After Hurricane Sandy ravaged much of New York and New Jersey, local food trucks were among the first volunteers to reach affected areas and feed people.
Grant Di Mille of Sweetery NYC said that the advocacy group NYC Food Truck Association reached out to its members as the scope of the disaster became clear. "They were looking for trucks with availability and enough fuel," Di Mille says, "That was us."
In total, 16 food trucks answered the call, bringing more than 25,000 free hot meals to the Rockaways, Staten Island, New Jersey, Brooklyn, and lower Manhattan.
"We're serving pizza, soup, hot chocolate," said Derek Kaye of Eddie's Pizza, who explained that because a lot of the people who came to his truck in the Rockaways had been eating military-issue dehydrated food if they'd been eating at all, Kaye was "focusing on providing hot meals, something normal."

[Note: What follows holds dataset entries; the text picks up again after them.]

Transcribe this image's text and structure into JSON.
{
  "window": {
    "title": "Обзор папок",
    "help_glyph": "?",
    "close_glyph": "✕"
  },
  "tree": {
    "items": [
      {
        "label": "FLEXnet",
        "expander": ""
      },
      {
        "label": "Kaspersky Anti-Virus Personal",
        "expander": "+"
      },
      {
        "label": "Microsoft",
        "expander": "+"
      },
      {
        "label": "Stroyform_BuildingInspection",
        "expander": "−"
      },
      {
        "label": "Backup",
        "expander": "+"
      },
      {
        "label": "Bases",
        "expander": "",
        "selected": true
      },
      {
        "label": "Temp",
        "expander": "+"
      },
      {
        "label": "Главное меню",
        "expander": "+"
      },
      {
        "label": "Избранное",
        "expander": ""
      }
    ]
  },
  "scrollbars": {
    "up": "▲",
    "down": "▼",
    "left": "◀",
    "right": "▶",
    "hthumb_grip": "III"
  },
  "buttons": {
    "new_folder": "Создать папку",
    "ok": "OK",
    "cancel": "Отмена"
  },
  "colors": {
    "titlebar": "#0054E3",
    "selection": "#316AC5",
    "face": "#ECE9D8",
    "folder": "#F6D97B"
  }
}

Wafels & Dinges's Thomas Begeest had similar experiences in the Rockaways and New Dorp on Staten Island. "There's a huge need for coffee," he says. "And these are family neighborhoods. People are taking five, six, seven waffles home to their families."
Corporate sponsors like Jet Blue help offset costs for participating businesses, though the relief work is still keeping them from being on their regular rotations, and many of the volunteers have still been hard at work even when they're not officially handing out food, like Kaye, who had driven to Connecticut at 1 in the morning on Saturday to get enough gas to keep the pizza truck going.
"It's important to us to give back to the community," he explains. "It's great that we can."
For those who want to give something back themselves, Kaye suggests contributing to the NYC Food Truck Association's Indiegogo campaign. "The money goes directly to feeding people in the affected neighborhoods," he explains.
"The trucks out there are making a very real difference," Begeest says, "People are very grateful."
About the author: Stephanie Klose has more mustard than you. You can follow her on twitter at @sklose.